|Asbestosis||Shipyard workers and others exposed to asbestos fibers|
|Asthma||Meat wrappers, woodworkers, those exposed to platinum, nickel, solder, ammonia, cotton dust, formaldehyde, pesticides|
|Byssinosis||Cotton textile workers|
|Cancer||People who work with radioactive materials (health care, lab workers), x-ray workers (industrial and health care), miners|
|Carpal tunnel syndrome||Typists, computer programmers, and other people who work with their hands|
|Contact dermatitis||Health care workers using latex gloves, and florists|
|Decompression sickness||Divers, marine salvage workers|
|Hearing impairment||People who work in noisy environments without adequate ear protection|
|Pneumonitis||Wood workers (esp. red cedar), mushroom growers, cheese handlers, and farmers|
|Silicosis||Miners, foundry workers|
|Skin granulomas||Beryllium workers (e.g., in auto or aircraft industries)|
|Tennis or golfer's elbow||Carpenters, plumbers, and athletes|
|Vibration syndrome, including Raynaud's phenomenon||Truck drivers, hand-vibrating drill operators, jackhammer workers|
|Evaluation Finding||Heat Cramps||Heat Syncope||Heat Exhaustion||Heat Stroke|
|Core Temperature*||Within normal limits**||Within normal limits||102° – 104°F (38.9° – 40°C)||Greater than 104°F (40°C)|
|Skin Color and Temperature||Within normal limits||Within normal limits||Cool/clammy||Hot|
|Pulse||Within normal limits||Decreased||Rapid and weak||Increased|
|Blood Pressure||Within normal limits||A sudden, imperceptible drop in blood pressure, which rapidly returns to normal||Low||High|
|Respiration||Within normal limits||Within normal limits||Hyperventilation||Rapid hyperventilation|
|Mental State||Within normal limits||Fatigue||Dizziness||Dizziness|
|Fainting||Slight confusion||Confusion/ disorientation|
|Neuromuscular Changes||Cramping in one or more muscles||Muscle cramps||Weakness|
|Gastrointestinal and Urinary Changes||Intestinal Cramping||Nausea|
|Decreased Urinary output|
|Central Nervous System||Syncope||Headache|
|Other Findings||Thirst||“Tunnel vision” may be reported||Thirst||Dilated pupils|
|Loss of appetite (anorexia)|
SOURCE: Starkey, C, Brown, S, and Ryan, J: Examination of Orthopedic and Athletic Injuries, ed 3, FA Davis, Philadelphia, 2010. *As determined by the rectal temperature ** Within normal limits for an exercising athlete
psychosomatic illness See: somatoform disorder
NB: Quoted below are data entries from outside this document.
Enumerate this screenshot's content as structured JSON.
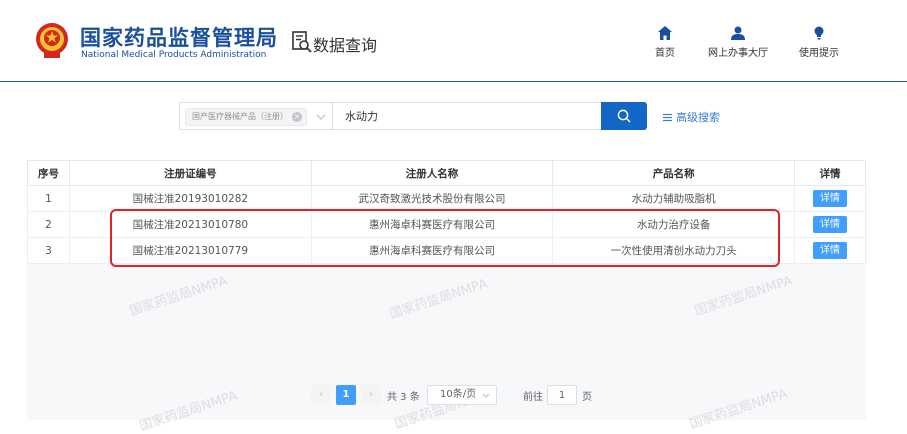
{
  "header": {
    "brand_cn": "国家药品监督管理局",
    "brand_en": "National Medical Products Administration",
    "section_title": "数据查询",
    "nav": [
      {
        "label": "首页",
        "icon": "home-icon"
      },
      {
        "label": "网上办事大厅",
        "icon": "user-icon"
      },
      {
        "label": "使用提示",
        "icon": "lightbulb-icon"
      }
    ]
  },
  "search": {
    "category_tag": "国产医疗器械产品（注册）",
    "keyword": "水动力",
    "advanced_label": "高级搜索"
  },
  "table": {
    "columns": [
      "序号",
      "注册证编号",
      "注册人名称",
      "产品名称",
      "详情"
    ],
    "rows": [
      {
        "index": "1",
        "reg_no": "国械注准20193010282",
        "registrant": "武汉奇致激光技术股份有限公司",
        "product": "水动力辅助吸脂机",
        "detail": "详情"
      },
      {
        "index": "2",
        "reg_no": "国械注准20213010780",
        "registrant": "惠州海卓科赛医疗有限公司",
        "product": "水动力治疗设备",
        "detail": "详情"
      },
      {
        "index": "3",
        "reg_no": "国械注准20213010779",
        "registrant": "惠州海卓科赛医疗有限公司",
        "product": "一次性使用清创水动力刀头",
        "detail": "详情"
      }
    ]
  },
  "watermark_text": "国家药监局NMPA",
  "pagination": {
    "current_page": "1",
    "total": "共 3 条",
    "page_size": "10条/页",
    "goto_prefix": "前往",
    "goto_value": "1",
    "goto_suffix": "页"
  },
  "colors": {
    "brand_blue": "#1a4f9c",
    "search_button": "#1266c6",
    "detail_button": "#409eff",
    "highlight_red": "#e0222a"
  }
}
Southern tick–associated rash illness See: Southern tick–associated rash illness
A final, fatal illness.
The health care professional supports the patient and family by anticipating their loss and grief and helps the patient to deal with fear, pain and suffering, hopelessness, dependency, disability, loss of self-esteem, and loss of pleasure. Hospice care is provided if desired and available. The patient receives caring comfort and help in adjusting to decreased quality of life to ensure that death occurs with dignity.